Of the entries below, copy only those lines that contain the word "mention".

══ Information ══

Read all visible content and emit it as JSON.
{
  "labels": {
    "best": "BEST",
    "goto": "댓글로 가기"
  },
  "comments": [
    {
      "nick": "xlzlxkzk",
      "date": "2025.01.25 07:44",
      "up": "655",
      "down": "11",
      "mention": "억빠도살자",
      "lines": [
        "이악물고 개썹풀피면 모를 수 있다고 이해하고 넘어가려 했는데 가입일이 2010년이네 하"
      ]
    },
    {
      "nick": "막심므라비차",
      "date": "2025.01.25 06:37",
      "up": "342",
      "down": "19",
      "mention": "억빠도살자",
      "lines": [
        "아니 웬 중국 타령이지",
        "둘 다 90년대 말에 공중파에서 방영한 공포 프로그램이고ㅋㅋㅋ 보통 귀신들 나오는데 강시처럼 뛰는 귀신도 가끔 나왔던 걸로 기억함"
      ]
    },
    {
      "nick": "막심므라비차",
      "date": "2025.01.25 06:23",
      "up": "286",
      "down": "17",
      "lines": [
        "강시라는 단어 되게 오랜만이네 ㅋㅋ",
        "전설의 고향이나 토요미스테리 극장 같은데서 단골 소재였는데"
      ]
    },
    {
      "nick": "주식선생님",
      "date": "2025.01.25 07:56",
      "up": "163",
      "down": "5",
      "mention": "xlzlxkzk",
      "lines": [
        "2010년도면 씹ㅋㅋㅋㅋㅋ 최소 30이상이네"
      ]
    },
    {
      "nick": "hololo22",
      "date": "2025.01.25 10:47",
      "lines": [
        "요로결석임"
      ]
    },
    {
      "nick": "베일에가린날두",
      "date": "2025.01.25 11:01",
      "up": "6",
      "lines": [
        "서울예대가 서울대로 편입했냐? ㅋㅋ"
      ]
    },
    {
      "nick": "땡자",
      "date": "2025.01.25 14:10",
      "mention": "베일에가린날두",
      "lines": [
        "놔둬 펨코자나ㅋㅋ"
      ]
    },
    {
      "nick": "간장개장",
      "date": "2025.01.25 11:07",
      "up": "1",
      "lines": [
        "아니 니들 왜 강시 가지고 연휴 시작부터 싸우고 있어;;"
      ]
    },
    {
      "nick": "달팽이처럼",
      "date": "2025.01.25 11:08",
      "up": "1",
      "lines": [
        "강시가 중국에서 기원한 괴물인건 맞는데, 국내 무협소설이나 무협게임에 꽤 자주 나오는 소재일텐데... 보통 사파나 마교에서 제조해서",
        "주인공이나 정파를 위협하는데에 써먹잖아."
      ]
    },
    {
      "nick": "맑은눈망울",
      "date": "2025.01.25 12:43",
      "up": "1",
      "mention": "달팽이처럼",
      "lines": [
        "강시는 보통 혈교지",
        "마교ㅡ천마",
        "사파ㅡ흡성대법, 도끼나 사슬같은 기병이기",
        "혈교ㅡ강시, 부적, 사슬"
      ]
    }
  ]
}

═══

Response for this exercise>
      "mention": "억빠도살자",
      "mention": "억빠도살자",
      "mention": "xlzlxkzk",
      "mention": "베일에가린날두",
      "mention": "달팽이처럼",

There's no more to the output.